    Sun M, Zhang X, Van Hamme H, Zheng TF (2016) Unseen noise estimation using separable deep auto encoder for speech enhancement. IEEE/ACM Trans Audio Speech Lang Process 24(1):93–104CrossRefGoogle Scholar
  33. 33.
    Chazan SE, Goldberger J, Gannot S (2016) A hybrid approach for speech enhancement using MoG model and neural network phoneme classifier. IEEE/ACM Trans Audio Speech Lang Process 24(12):2516–2530CrossRefGoogle Scholar
  34. 34.
    Wang SS et al (2016) Wavelet speech enhancement based on nonnegative matrix factorization. IEEE Signal Process Lett 23(8):1101–1105CrossRefGoogle Scholar
  35. 35.
    Bhatnagar K, Gupta S (2017) Extending the neural model to study the impact of effective area of optical fiber on laser intensity. Int J Intell Eng Syst 10(4):274–283Google Scholar
  36. 36.
    Muaidi H (2014) Levenberg–Marquardt learning neural network for part-of-speech tagging of arabic sentences. Wseas Trans Comput 13:300–309Google Scholar
  37. 37.
    Boll SF (1979) Suppression of acoustic noise in speech using spectral subtraction. IEEE Trans Signal Process 27(2):113–120CrossRefGoogle Scholar
  38. 38.
    Cohen I, Berdugo B (2001) Speech enhancement for non-stationary noise environments. Signal Process 81(11):2403–2418CrossRefzbMATHGoogle Scholar
  39. 39.
    Plapous C, Marro C, Mauuary L, Scalart P (2004) A two-step noise reduction technique. In: 2004 IEEE international conference on acoustics, speech, and signal processing, vol 1, pp I-289–I292Google Scholar
  40. 40.
    Plapous C, Marro C, Scalart P (2006) Improved signal-to-noise ratio estimation for speech enhancement. IEEE Trans ASLP 14(6):2098–2108Google Scholar
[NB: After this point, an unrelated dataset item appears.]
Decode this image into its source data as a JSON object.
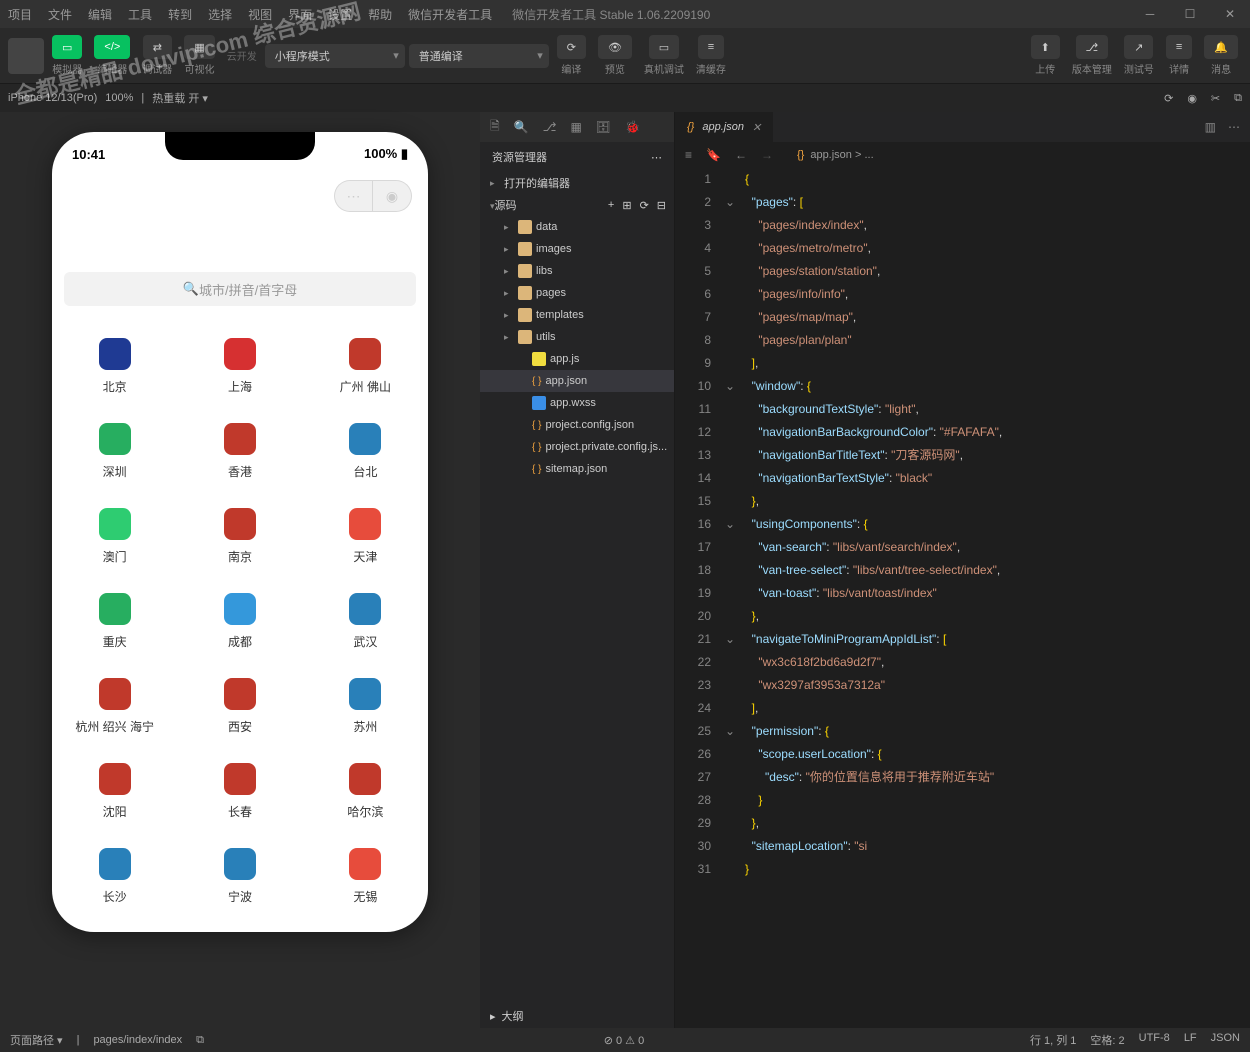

Copyright information

© Springer-Verlag London Ltd., part of Springer Nature 2019

Authors and Affiliations

  1. 1.National Institute of TechnologyKurukshetraIndia

Personalised recommendations